We have been told by our system vendor contacts that we should see Intel Core 2-based CULV notebooks around at least until Q1'11. Asus currently has a small handful of CULV notebooks based the ultra-low-voltage Core 2 processors, such as the UL20A, UL30A, and UL80VT. The 10 W ULV Core 2 processors like the SU7300 offer significant power savings over the 25 W Penryn-based chips, which makes them ideal candidates for CULV notebooks. It is still possible to get a thin-and-light notebook with a Penryn-based Core 2 Duo, but the more powerful part comes with a higher price tag, as other components like denser batteries are also required. Priced at ~$590, CULV notebooks like the UL20A are still more attractive from a budget standpoint, even against some of the newer ultra-low-voltage Arrandale-based notebooks that run ~$699.
If you are shopping for a "single computer" that can make your life simpler, CULV notebooks are where it is at. However, we have a warning. We are potentially at the cusp of a horsepower breakthrough with Brazos. We've already seen how the platform behaves on the desktop, and it's actually competitive against Intel's ULV Celeron SU2300. The real difference is that it's massively less expensive. This should translate into some respectably-performing mobile systems at very attractive price points. They're not ready yet, but they should be soon.

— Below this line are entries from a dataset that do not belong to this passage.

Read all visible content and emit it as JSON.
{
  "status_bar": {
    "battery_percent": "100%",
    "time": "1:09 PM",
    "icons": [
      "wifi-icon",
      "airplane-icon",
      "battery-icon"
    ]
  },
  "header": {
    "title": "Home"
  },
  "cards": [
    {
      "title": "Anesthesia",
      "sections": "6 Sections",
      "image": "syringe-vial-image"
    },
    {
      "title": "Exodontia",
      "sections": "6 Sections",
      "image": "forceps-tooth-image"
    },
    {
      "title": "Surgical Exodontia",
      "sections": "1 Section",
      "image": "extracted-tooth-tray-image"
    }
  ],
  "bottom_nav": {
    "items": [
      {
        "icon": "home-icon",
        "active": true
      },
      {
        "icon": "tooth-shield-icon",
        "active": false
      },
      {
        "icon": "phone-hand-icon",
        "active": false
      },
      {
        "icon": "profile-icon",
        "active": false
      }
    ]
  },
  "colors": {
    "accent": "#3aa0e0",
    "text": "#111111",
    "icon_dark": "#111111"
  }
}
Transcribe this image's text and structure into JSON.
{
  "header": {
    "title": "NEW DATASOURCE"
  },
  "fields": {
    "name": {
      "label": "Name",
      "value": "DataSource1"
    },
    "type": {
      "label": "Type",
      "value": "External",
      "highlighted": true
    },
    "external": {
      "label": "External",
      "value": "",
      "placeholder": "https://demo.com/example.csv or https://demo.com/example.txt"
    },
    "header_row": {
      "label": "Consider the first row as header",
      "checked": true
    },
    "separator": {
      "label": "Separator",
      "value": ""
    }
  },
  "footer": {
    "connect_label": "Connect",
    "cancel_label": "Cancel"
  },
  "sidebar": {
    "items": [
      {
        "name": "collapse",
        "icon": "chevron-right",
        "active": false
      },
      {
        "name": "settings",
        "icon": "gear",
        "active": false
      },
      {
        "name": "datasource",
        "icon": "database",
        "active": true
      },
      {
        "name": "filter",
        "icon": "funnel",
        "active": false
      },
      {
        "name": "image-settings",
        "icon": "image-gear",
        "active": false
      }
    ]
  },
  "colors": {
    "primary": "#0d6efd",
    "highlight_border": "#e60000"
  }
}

If you can't wait, we recommend something along the lines of Asus' 1215N. The Ion 2 and Optimus technology combination is good for power consumption. And the Core 2-based ultra-low-voltage processor delivers quite a bit of performance given its power profile. As capable as AMD's Nile platform was, it still used more power than it should have in order to fit in well here. Our suspend benchmark shows that. Until Brazos hits the shelves in netbook/notebook form, Optimus/Ion 2 and Core 2 Duo CULVs are still a solid bet.